“Em, look, can I, let me give a tip. What you’re saying there is undermining the case for marriage equality,” he said.
“A key thing is, you cannot ask for respect from the ‘no’ case, from the ‘no’ case, if you’re not prepared to give respect to the ‘no’ case.”
When the PM announced the postal plebiscite last month, he confirmed he would not be actively campaigning for the ‘Yes’ case.
But on Tuesday, he argued the case forcefully, a cause he said he and his wife Lucy had long supported.
“I do not think that if a gay couple gets married, who are living together, gets married, that doesn’t threaten my marriage to Lucy, which is nearly 38 years of marriage,” he said.
“And I’ll tell you, the threats to marriage are not gay people getting married.
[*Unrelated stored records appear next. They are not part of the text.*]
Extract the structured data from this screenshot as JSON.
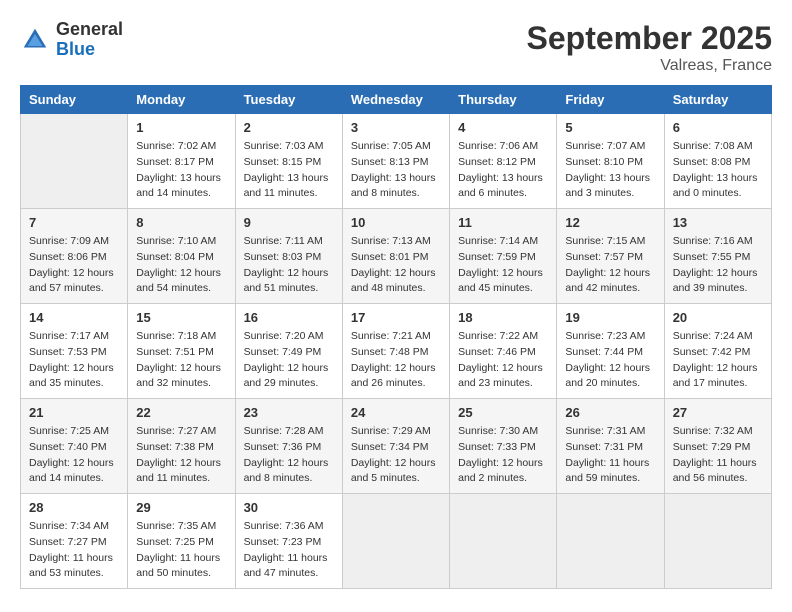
{
  "header": {
    "logo_general": "General",
    "logo_blue": "Blue",
    "month": "September 2025",
    "location": "Valreas, France"
  },
  "days_of_week": [
    "Sunday",
    "Monday",
    "Tuesday",
    "Wednesday",
    "Thursday",
    "Friday",
    "Saturday"
  ],
  "weeks": [
    [
      {
        "day": "",
        "sunrise": "",
        "sunset": "",
        "daylight": "",
        "empty": true
      },
      {
        "day": "1",
        "sunrise": "Sunrise: 7:02 AM",
        "sunset": "Sunset: 8:17 PM",
        "daylight": "Daylight: 13 hours and 14 minutes."
      },
      {
        "day": "2",
        "sunrise": "Sunrise: 7:03 AM",
        "sunset": "Sunset: 8:15 PM",
        "daylight": "Daylight: 13 hours and 11 minutes."
      },
      {
        "day": "3",
        "sunrise": "Sunrise: 7:05 AM",
        "sunset": "Sunset: 8:13 PM",
        "daylight": "Daylight: 13 hours and 8 minutes."
      },
      {
        "day": "4",
        "sunrise": "Sunrise: 7:06 AM",
        "sunset": "Sunset: 8:12 PM",
        "daylight": "Daylight: 13 hours and 6 minutes."
      },
      {
        "day": "5",
        "sunrise": "Sunrise: 7:07 AM",
        "sunset": "Sunset: 8:10 PM",
        "daylight": "Daylight: 13 hours and 3 minutes."
      },
      {
        "day": "6",
        "sunrise": "Sunrise: 7:08 AM",
        "sunset": "Sunset: 8:08 PM",
        "daylight": "Daylight: 13 hours and 0 minutes."
      }
    ],
    [
      {
        "day": "7",
        "sunrise": "Sunrise: 7:09 AM",
        "sunset": "Sunset: 8:06 PM",
        "daylight": "Daylight: 12 hours and 57 minutes."
      },
      {
        "day": "8",
        "sunrise": "Sunrise: 7:10 AM",
        "sunset": "Sunset: 8:04 PM",
        "daylight": "Daylight: 12 hours and 54 minutes."
      },
      {
        "day": "9",
        "sunrise": "Sunrise: 7:11 AM",
        "sunset": "Sunset: 8:03 PM",
        "daylight": "Daylight: 12 hours and 51 minutes."
      },
      {
        "day": "10",
        "sunrise": "Sunrise: 7:13 AM",
        "sunset": "Sunset: 8:01 PM",
        "daylight": "Daylight: 12 hours and 48 minutes."
      },
      {
        "day": "11",
        "sunrise": "Sunrise: 7:14 AM",
        "sunset": "Sunset: 7:59 PM",
        "daylight": "Daylight: 12 hours and 45 minutes."
      },
      {
        "day": "12",
        "sunrise": "Sunrise: 7:15 AM",
        "sunset": "Sunset: 7:57 PM",
        "daylight": "Daylight: 12 hours and 42 minutes."
      },
      {
        "day": "13",
        "sunrise": "Sunrise: 7:16 AM",
        "sunset": "Sunset: 7:55 PM",
        "daylight": "Daylight: 12 hours and 39 minutes."
      }
    ],
    [
      {
        "day": "14",
        "sunrise": "Sunrise: 7:17 AM",
        "sunset": "Sunset: 7:53 PM",
        "daylight": "Daylight: 12 hours and 35 minutes."
      },
      {
        "day": "15",
        "sunrise": "Sunrise: 7:18 AM",
        "sunset": "Sunset: 7:51 PM",
        "daylight": "Daylight: 12 hours and 32 minutes."
      },
      {
        "day": "16",
        "sunrise": "Sunrise: 7:20 AM",
        "sunset": "Sunset: 7:49 PM",
        "daylight": "Daylight: 12 hours and 29 minutes."
      },
      {
        "day": "17",
        "sunrise": "Sunrise: 7:21 AM",
        "sunset": "Sunset: 7:48 PM",
        "daylight": "Daylight: 12 hours and 26 minutes."
      },
      {
        "day": "18",
        "sunrise": "Sunrise: 7:22 AM",
        "sunset": "Sunset: 7:46 PM",
        "daylight": "Daylight: 12 hours and 23 minutes."
      },
      {
        "day": "19",
        "sunrise": "Sunrise: 7:23 AM",
        "sunset": "Sunset: 7:44 PM",
        "daylight": "Daylight: 12 hours and 20 minutes."
      },
      {
        "day": "20",
        "sunrise": "Sunrise: 7:24 AM",
        "sunset": "Sunset: 7:42 PM",
        "daylight": "Daylight: 12 hours and 17 minutes."
      }
    ],
    [
      {
        "day": "21",
        "sunrise": "Sunrise: 7:25 AM",
        "sunset": "Sunset: 7:40 PM",
        "daylight": "Daylight: 12 hours and 14 minutes."
      },
      {
        "day": "22",
        "sunrise": "Sunrise: 7:27 AM",
        "sunset": "Sunset: 7:38 PM",
        "daylight": "Daylight: 12 hours and 11 minutes."
      },
      {
        "day": "23",
        "sunrise": "Sunrise: 7:28 AM",
        "sunset": "Sunset: 7:36 PM",
        "daylight": "Daylight: 12 hours and 8 minutes."
      },
      {
        "day": "24",
        "sunrise": "Sunrise: 7:29 AM",
        "sunset": "Sunset: 7:34 PM",
        "daylight": "Daylight: 12 hours and 5 minutes."
      },
      {
        "day": "25",
        "sunrise": "Sunrise: 7:30 AM",
        "sunset": "Sunset: 7:33 PM",
        "daylight": "Daylight: 12 hours and 2 minutes."
      },
      {
        "day": "26",
        "sunrise": "Sunrise: 7:31 AM",
        "sunset": "Sunset: 7:31 PM",
        "daylight": "Daylight: 11 hours and 59 minutes."
      },
      {
        "day": "27",
        "sunrise": "Sunrise: 7:32 AM",
        "sunset": "Sunset: 7:29 PM",
        "daylight": "Daylight: 11 hours and 56 minutes."
      }
    ],
    [
      {
        "day": "28",
        "sunrise": "Sunrise: 7:34 AM",
        "sunset": "Sunset: 7:27 PM",
        "daylight": "Daylight: 11 hours and 53 minutes."
      },
      {
        "day": "29",
        "sunrise": "Sunrise: 7:35 AM",
        "sunset": "Sunset: 7:25 PM",
        "daylight": "Daylight: 11 hours and 50 minutes."
      },
      {
        "day": "30",
        "sunrise": "Sunrise: 7:36 AM",
        "sunset": "Sunset: 7:23 PM",
        "daylight": "Daylight: 11 hours and 47 minutes."
      },
      {
        "day": "",
        "sunrise": "",
        "sunset": "",
        "daylight": "",
        "empty": true
      },
      {
        "day": "",
        "sunrise": "",
        "sunset": "",
        "daylight": "",
        "empty": true
      },
      {
        "day": "",
        "sunrise": "",
        "sunset": "",
        "daylight": "",
        "empty": true
      },
      {
        "day": "",
        "sunrise": "",
        "sunset": "",
        "daylight": "",
        "empty": true
      }
    ]
  ]
}
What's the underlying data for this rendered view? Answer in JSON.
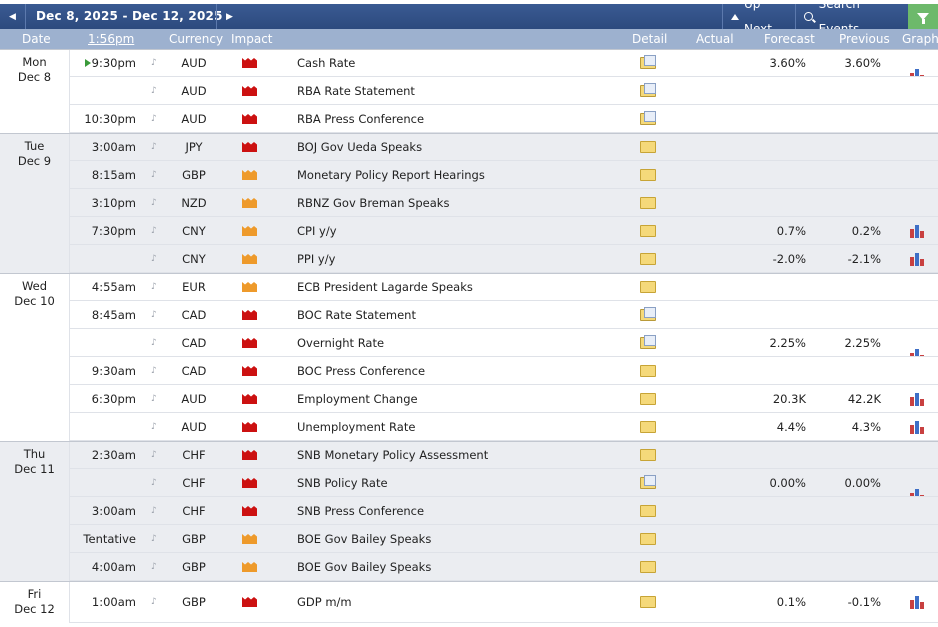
{
  "nav": {
    "date_range": "Dec 8, 2025 - Dec 12, 2025",
    "up_next_label": "Up Next",
    "search_label": "Search Events",
    "prev_icon": "chevron-left-icon",
    "next_icon": "chevron-right-icon",
    "filter_icon": "filter-icon"
  },
  "columns": {
    "date": "Date",
    "time": "1:56pm",
    "currency": "Currency",
    "impact": "Impact",
    "detail": "Detail",
    "actual": "Actual",
    "forecast": "Forecast",
    "previous": "Previous",
    "graph": "Graph"
  },
  "colors": {
    "header_blue": "#2c4a7e",
    "column_header": "#9db1cf",
    "high_impact": "#cc1111",
    "medium_impact": "#ee9a2b",
    "filter_green": "#6db96b"
  },
  "days": [
    {
      "weekday": "Mon",
      "date": "Dec 8"
    },
    {
      "weekday": "Tue",
      "date": "Dec 9"
    },
    {
      "weekday": "Wed",
      "date": "Dec 10"
    },
    {
      "weekday": "Thu",
      "date": "Dec 11"
    },
    {
      "weekday": "Fri",
      "date": "Dec 12"
    }
  ],
  "events": [
    {
      "time": "9:30pm",
      "currency": "AUD",
      "impact": "high",
      "event": "Cash Rate",
      "detail": "folder-blue-icon",
      "forecast": "3.60%",
      "previous": "3.60%",
      "graph": true,
      "next": true
    },
    {
      "time": "",
      "currency": "AUD",
      "impact": "high",
      "event": "RBA Rate Statement",
      "detail": "folder-blue-icon",
      "forecast": "",
      "previous": "",
      "graph": false
    },
    {
      "time": "10:30pm",
      "currency": "AUD",
      "impact": "high",
      "event": "RBA Press Conference",
      "detail": "folder-blue-icon",
      "forecast": "",
      "previous": "",
      "graph": false
    },
    {
      "time": "3:00am",
      "currency": "JPY",
      "impact": "high",
      "event": "BOJ Gov Ueda Speaks",
      "detail": "folder-icon",
      "forecast": "",
      "previous": "",
      "graph": false
    },
    {
      "time": "8:15am",
      "currency": "GBP",
      "impact": "medium",
      "event": "Monetary Policy Report Hearings",
      "detail": "folder-icon",
      "forecast": "",
      "previous": "",
      "graph": false
    },
    {
      "time": "3:10pm",
      "currency": "NZD",
      "impact": "medium",
      "event": "RBNZ Gov Breman Speaks",
      "detail": "folder-icon",
      "forecast": "",
      "previous": "",
      "graph": false
    },
    {
      "time": "7:30pm",
      "currency": "CNY",
      "impact": "medium",
      "event": "CPI y/y",
      "detail": "folder-icon",
      "forecast": "0.7%",
      "previous": "0.2%",
      "graph": true
    },
    {
      "time": "",
      "currency": "CNY",
      "impact": "medium",
      "event": "PPI y/y",
      "detail": "folder-icon",
      "forecast": "-2.0%",
      "previous": "-2.1%",
      "graph": true
    },
    {
      "time": "4:55am",
      "currency": "EUR",
      "impact": "medium",
      "event": "ECB President Lagarde Speaks",
      "detail": "folder-icon",
      "forecast": "",
      "previous": "",
      "graph": false
    },
    {
      "time": "8:45am",
      "currency": "CAD",
      "impact": "high",
      "event": "BOC Rate Statement",
      "detail": "folder-blue-icon",
      "forecast": "",
      "previous": "",
      "graph": false
    },
    {
      "time": "",
      "currency": "CAD",
      "impact": "high",
      "event": "Overnight Rate",
      "detail": "folder-blue-icon",
      "forecast": "2.25%",
      "previous": "2.25%",
      "graph": true
    },
    {
      "time": "9:30am",
      "currency": "CAD",
      "impact": "high",
      "event": "BOC Press Conference",
      "detail": "folder-icon",
      "forecast": "",
      "previous": "",
      "graph": false
    },
    {
      "time": "6:30pm",
      "currency": "AUD",
      "impact": "high",
      "event": "Employment Change",
      "detail": "folder-icon",
      "forecast": "20.3K",
      "previous": "42.2K",
      "graph": true
    },
    {
      "time": "",
      "currency": "AUD",
      "impact": "high",
      "event": "Unemployment Rate",
      "detail": "folder-icon",
      "forecast": "4.4%",
      "previous": "4.3%",
      "graph": true
    },
    {
      "time": "2:30am",
      "currency": "CHF",
      "impact": "high",
      "event": "SNB Monetary Policy Assessment",
      "detail": "folder-icon",
      "forecast": "",
      "previous": "",
      "graph": false
    },
    {
      "time": "",
      "currency": "CHF",
      "impact": "high",
      "event": "SNB Policy Rate",
      "detail": "folder-blue-icon",
      "forecast": "0.00%",
      "previous": "0.00%",
      "graph": true
    },
    {
      "time": "3:00am",
      "currency": "CHF",
      "impact": "high",
      "event": "SNB Press Conference",
      "detail": "folder-icon",
      "forecast": "",
      "previous": "",
      "graph": false
    },
    {
      "time": "Tentative",
      "currency": "GBP",
      "impact": "medium",
      "event": "BOE Gov Bailey Speaks",
      "detail": "folder-icon",
      "forecast": "",
      "previous": "",
      "graph": false
    },
    {
      "time": "4:00am",
      "currency": "GBP",
      "impact": "medium",
      "event": "BOE Gov Bailey Speaks",
      "detail": "folder-icon",
      "forecast": "",
      "previous": "",
      "graph": false
    },
    {
      "time": "1:00am",
      "currency": "GBP",
      "impact": "high",
      "event": "GDP m/m",
      "detail": "folder-icon",
      "forecast": "0.1%",
      "previous": "-0.1%",
      "graph": true
    }
  ]
}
The threats are desertion, cruelty, neglect, abandonment, indifference. Those are the threats.”
Mr Turnbull’s comments come as former prime minister Tony Abbott steps up his case against same-sex marriage.
Having argued a voting no would help stop ‘political correctness’, on Monday he told 2GB: “The best way for standing up for traditional values, (if you), don’t like the direction our country is headed in right now, is to get that ballot paper out and vote no.”
Ballots for the postal ballot will be mailed out later this month and will be due back on November 7.
The survey, conducted by the Australian Bureau of Statistics, will not be covered by the same rules that govern an election campaign.
Opposition Leader Bill Shorten has previously said he would hold the PM responsible for any hate speech that was unleashed during the campaign.